Analysis: Rice presses for a US diplomatic presence in Tehran
debkafile‘s Washington sources, report that by the dramatic step of establishing a US interests section in Tehran, 27 years after relations were severed with the Revolutionary Republic, the Bush administration would hope to wash its hands of any Israeli plan to strike Iran’s nuclear sites this year.
Behind the step are US secretary of state Condoleezza Rice and her former deputy Nicholas Burns; its disclosure to the American media attests to White House backing.
The step slots into the American presidential campaign by distancing President George W. Bush from conservative elements, whose thinking was encapsulated by Bill Kristol, of the Weekly Standard when he told Fox News Sunday, June 22: “If President Bush foresees the likelihood of an Obama election, he may decide to go ahead with such an attack. However, if the President thinks Sen. McCain will be the winner, he would leave the Iranian situation for President McCain to handle.” This view was endorsed by Daniel Pipes, a Middle East expert and member of the conservative Hoover Institution.
Democratic Barack Obama has increased his margin against the Republican John McCain by 15 percent.
Regarding the likelihood of an Israeli go-it-alone attack on Iran, former U.N. Ambassador John Bolton said in the same broadcast:
“I think if they [Israel] are to do anything, the most likely period is after our elections and before the inauguration of the next President. I don’t think they will do anything before our election because they don’t want to affect it.”
Sunday, debkafile reported the estimate of Israeli intelligence and military circles that the extension of Mossad director Meir Dagan’s tenure for another year up to the end of 2009 points to a probable Israeli military action against Iran this year before the Bush presidency runs out.
The unsolicited statement by Condoleezza Rice came next on Monday, June 23. On her way to a conference in Berlin of donors to the Palestinian Civil Police Force, she spoke of opening a US interests section in Tehran similar to the one maintained in Cuba. In so saying, she broke away sharply from the international drive led by the Bush administration to isolate Iran for refusing to give up uranium enrichment.
She said: “We do have the station in Dubai where [Iranians] can get visas, but we know that it’s difficult for Iranians sometimes to get to Dubai. We want more Iranians visiting the United States. We are determined to find ways to reach out to the Iranian people.”
Middle East peace negotiators, Israeli foreign minister Tzipi Livni and Palestinian ex-prime minister Ahmed Qureia are attending the Berlin conference.
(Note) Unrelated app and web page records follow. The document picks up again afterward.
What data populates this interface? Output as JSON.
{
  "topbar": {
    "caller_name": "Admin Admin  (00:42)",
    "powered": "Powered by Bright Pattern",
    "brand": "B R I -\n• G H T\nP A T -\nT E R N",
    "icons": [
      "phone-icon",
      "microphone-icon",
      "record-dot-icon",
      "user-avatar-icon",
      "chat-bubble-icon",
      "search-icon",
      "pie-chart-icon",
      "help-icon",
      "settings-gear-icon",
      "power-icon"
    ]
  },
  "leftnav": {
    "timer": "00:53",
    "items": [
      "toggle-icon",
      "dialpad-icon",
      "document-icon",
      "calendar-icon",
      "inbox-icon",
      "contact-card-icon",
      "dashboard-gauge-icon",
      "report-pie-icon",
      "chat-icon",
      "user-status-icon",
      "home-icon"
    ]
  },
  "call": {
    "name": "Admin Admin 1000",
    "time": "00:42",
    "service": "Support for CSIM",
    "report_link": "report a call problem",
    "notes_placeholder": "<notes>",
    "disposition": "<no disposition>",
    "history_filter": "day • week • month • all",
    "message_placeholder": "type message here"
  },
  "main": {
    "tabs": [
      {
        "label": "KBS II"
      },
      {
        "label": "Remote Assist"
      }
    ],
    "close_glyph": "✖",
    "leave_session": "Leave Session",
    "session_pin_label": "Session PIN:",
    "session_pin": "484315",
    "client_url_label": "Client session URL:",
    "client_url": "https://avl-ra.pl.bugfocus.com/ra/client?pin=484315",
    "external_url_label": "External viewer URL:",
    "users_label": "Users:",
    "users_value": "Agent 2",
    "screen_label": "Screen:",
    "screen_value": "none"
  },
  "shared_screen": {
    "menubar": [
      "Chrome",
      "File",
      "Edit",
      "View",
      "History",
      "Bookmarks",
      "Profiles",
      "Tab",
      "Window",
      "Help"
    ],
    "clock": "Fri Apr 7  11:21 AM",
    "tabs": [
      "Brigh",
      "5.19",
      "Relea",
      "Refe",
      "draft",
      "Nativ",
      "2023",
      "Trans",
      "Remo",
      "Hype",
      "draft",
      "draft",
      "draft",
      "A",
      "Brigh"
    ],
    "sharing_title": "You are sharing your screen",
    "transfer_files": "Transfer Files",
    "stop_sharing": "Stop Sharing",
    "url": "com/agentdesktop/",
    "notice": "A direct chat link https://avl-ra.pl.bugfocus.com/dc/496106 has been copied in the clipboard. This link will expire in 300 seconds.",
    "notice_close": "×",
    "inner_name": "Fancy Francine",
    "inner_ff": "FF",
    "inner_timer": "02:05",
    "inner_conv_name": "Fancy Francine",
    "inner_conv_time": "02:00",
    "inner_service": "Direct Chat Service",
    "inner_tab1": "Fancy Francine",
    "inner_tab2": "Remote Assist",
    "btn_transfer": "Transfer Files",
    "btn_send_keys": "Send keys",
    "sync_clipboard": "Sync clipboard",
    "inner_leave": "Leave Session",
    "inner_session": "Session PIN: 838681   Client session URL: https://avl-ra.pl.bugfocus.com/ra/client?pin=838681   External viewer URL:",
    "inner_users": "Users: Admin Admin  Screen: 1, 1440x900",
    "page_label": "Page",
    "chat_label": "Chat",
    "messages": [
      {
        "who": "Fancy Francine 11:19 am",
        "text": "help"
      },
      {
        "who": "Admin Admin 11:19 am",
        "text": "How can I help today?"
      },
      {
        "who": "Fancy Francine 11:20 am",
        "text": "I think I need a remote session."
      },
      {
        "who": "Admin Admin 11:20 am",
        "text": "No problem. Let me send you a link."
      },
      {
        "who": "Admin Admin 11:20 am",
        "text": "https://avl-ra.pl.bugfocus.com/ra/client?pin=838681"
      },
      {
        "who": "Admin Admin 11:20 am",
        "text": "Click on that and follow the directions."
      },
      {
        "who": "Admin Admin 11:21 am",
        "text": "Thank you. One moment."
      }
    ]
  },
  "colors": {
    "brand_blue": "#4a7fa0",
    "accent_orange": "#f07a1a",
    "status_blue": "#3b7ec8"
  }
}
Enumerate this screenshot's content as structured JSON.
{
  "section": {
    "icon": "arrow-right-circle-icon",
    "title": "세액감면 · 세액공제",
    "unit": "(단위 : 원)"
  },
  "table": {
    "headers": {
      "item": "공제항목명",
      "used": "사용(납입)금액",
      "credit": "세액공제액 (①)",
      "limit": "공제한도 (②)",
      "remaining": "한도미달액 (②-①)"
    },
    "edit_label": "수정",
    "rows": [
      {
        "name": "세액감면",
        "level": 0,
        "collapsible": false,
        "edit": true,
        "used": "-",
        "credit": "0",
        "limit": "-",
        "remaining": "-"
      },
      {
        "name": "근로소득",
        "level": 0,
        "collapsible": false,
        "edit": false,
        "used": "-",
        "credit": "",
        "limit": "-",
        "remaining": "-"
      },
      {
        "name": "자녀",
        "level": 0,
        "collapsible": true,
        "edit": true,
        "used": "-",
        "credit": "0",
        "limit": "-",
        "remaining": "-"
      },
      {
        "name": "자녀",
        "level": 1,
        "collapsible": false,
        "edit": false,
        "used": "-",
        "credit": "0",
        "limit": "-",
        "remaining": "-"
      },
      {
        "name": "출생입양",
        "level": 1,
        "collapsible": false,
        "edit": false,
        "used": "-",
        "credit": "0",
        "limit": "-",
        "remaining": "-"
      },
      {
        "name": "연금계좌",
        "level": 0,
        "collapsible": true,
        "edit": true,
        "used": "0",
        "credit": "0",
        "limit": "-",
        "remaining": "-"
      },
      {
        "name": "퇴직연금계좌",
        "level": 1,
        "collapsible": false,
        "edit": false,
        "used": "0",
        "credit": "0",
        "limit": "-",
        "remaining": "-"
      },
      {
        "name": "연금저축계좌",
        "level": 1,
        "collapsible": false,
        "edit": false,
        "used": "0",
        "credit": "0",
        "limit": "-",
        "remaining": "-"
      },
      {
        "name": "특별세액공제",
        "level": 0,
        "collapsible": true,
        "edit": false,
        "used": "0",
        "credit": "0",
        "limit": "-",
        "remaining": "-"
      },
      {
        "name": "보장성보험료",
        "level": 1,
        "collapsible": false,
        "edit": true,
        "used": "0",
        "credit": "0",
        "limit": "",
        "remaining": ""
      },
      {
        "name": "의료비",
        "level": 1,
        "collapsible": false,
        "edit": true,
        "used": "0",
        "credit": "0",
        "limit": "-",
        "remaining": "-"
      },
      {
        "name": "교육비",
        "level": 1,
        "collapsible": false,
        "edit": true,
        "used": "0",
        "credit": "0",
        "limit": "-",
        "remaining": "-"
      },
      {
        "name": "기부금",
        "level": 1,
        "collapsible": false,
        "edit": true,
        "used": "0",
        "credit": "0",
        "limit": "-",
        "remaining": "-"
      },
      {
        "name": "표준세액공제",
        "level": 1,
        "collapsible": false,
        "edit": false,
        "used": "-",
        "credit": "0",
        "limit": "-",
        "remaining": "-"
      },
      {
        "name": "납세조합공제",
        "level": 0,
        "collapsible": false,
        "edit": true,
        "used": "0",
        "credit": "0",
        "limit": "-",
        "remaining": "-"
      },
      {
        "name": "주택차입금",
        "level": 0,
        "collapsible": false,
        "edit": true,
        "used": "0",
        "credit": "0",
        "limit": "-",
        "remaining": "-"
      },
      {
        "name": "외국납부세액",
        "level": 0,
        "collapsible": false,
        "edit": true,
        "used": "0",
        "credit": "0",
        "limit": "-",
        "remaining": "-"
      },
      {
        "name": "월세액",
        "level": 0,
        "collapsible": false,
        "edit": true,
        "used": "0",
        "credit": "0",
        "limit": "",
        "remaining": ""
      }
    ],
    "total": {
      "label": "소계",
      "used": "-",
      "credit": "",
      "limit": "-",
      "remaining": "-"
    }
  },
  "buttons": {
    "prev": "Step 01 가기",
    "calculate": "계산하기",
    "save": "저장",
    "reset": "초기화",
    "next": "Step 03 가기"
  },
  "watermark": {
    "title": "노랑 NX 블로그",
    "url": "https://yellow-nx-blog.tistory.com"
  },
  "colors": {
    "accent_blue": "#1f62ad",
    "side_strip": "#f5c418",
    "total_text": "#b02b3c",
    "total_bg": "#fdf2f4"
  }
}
Since the 1979 siege of the US embassy in Tehran by revolutionary zealots, Washington has been represented in Tehran by the Swiss embassy. This arrangement has become untenable since Switzerland signed a bi gas deal with Iran, in breach US sanctions against the Islamic Republic.